Component data from apps and pages ▸
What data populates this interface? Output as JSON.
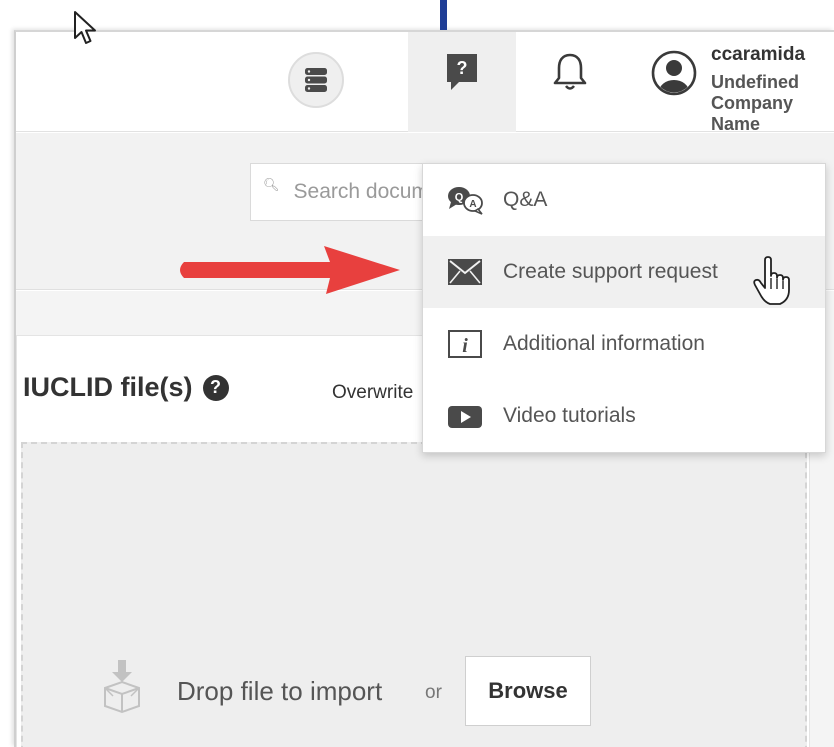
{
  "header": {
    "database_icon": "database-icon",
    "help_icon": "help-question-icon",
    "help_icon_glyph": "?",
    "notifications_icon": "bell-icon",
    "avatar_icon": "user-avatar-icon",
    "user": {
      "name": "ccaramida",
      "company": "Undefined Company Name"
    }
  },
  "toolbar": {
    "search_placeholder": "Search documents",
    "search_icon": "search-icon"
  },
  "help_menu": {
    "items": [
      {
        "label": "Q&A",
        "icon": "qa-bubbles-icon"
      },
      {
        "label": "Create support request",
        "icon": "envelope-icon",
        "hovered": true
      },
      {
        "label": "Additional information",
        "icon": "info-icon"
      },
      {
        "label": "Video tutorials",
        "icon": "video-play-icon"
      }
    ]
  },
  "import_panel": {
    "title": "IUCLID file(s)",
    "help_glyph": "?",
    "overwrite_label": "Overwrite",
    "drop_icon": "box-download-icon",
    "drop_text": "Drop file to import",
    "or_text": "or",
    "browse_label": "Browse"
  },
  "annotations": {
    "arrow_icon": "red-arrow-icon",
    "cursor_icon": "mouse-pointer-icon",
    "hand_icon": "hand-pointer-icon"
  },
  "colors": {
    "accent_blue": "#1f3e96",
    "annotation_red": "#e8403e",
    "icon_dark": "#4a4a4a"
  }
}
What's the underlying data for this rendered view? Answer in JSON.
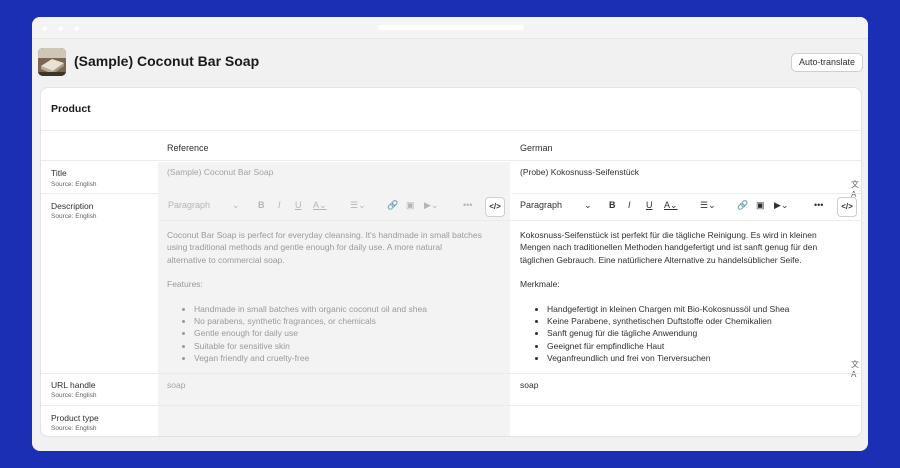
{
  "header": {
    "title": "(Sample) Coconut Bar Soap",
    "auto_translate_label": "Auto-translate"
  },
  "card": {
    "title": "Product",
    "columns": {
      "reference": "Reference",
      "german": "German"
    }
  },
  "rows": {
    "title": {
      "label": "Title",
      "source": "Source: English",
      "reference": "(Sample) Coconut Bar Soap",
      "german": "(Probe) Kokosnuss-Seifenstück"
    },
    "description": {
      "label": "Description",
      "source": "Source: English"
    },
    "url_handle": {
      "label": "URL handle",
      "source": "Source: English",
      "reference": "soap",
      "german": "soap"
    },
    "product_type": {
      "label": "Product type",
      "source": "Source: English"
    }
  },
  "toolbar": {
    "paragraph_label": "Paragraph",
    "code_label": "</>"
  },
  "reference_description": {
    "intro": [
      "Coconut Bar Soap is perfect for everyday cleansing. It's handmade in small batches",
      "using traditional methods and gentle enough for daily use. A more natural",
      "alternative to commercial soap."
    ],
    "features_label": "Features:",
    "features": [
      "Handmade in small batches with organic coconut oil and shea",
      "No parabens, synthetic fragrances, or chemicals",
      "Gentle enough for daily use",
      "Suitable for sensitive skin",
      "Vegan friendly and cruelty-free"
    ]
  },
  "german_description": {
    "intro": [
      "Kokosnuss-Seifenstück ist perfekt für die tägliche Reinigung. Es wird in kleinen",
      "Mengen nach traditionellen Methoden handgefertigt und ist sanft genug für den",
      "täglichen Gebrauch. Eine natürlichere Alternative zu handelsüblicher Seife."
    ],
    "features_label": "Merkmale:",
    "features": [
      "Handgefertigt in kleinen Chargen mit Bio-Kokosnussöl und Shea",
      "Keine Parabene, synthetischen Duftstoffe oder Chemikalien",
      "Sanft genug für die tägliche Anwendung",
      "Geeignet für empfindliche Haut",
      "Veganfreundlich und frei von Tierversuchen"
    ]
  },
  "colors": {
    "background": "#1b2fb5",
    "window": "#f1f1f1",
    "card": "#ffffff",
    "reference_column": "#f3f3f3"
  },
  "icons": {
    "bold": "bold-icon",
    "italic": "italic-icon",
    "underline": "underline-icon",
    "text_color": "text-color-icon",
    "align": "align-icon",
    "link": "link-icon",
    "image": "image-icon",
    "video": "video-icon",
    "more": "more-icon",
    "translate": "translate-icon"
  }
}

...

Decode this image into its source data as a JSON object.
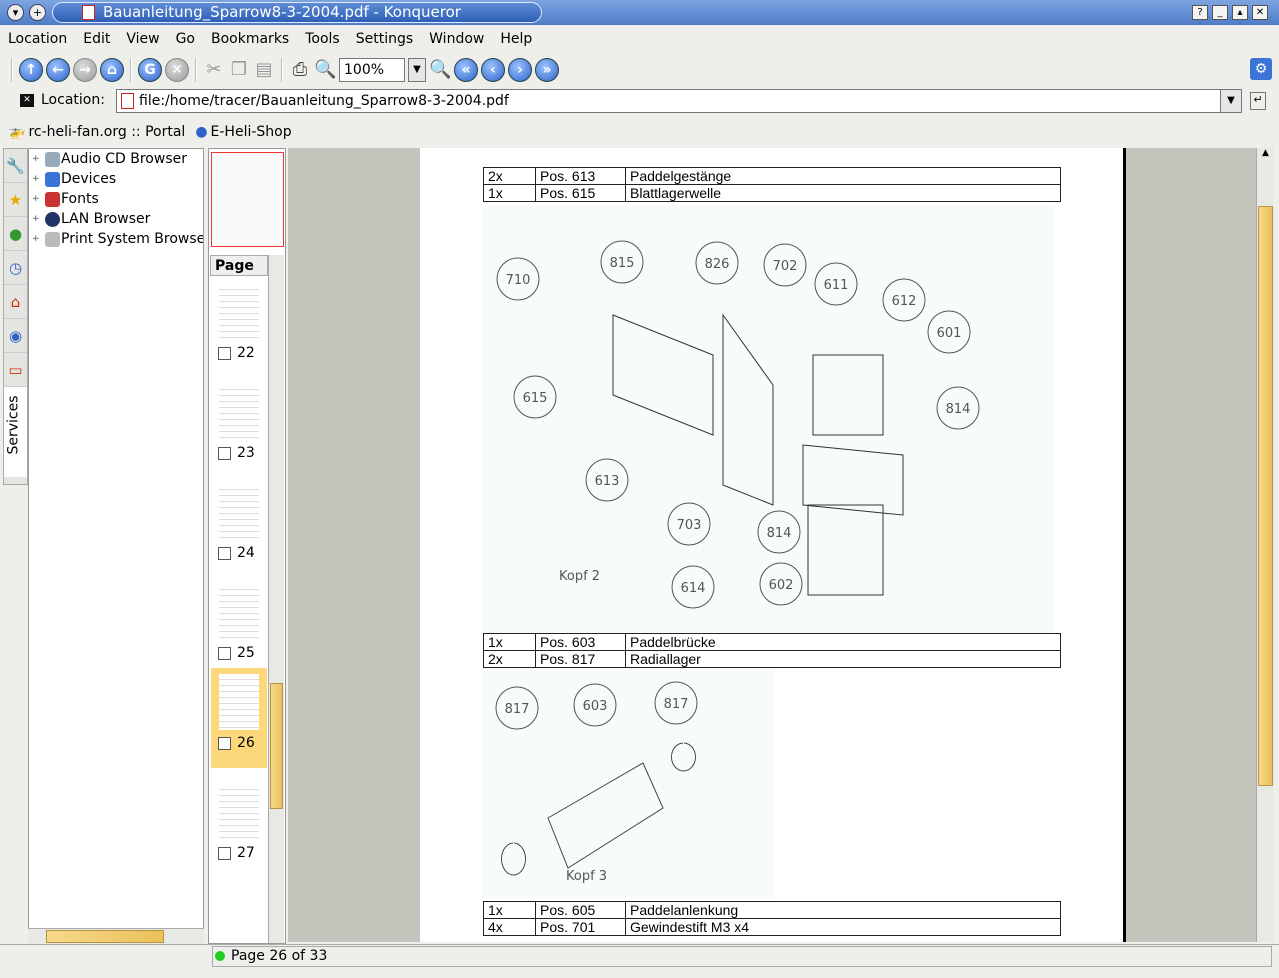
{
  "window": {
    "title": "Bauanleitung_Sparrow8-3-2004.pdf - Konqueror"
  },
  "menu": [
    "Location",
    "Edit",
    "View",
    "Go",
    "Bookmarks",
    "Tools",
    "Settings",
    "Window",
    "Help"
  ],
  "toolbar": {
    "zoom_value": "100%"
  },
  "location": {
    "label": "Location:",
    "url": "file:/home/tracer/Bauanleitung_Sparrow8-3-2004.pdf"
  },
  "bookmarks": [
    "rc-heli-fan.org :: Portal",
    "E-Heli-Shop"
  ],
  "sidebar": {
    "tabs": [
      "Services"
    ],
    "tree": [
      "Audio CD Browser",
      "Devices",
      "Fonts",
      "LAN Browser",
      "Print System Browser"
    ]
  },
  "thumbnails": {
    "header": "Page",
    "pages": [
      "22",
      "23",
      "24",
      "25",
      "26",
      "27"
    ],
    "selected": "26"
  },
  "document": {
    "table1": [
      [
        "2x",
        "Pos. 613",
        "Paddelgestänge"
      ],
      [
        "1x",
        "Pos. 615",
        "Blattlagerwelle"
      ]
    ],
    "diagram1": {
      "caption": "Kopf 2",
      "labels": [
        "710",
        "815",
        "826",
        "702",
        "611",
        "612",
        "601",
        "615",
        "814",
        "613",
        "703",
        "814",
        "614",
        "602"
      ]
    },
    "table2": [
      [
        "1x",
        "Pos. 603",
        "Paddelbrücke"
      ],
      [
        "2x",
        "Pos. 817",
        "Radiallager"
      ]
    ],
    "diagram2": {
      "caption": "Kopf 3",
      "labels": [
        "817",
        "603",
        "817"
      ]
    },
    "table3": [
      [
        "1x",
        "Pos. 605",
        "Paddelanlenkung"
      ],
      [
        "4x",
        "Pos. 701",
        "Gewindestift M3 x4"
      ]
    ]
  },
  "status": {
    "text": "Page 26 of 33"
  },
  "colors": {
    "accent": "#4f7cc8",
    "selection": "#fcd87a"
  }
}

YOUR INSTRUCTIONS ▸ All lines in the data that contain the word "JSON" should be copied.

YOUR SOLUTION ▸
What data populates this interface? Output as JSON.
What's the underlying data for this rendered view? Answer in JSON.
Decode this image into its source data as a JSON object.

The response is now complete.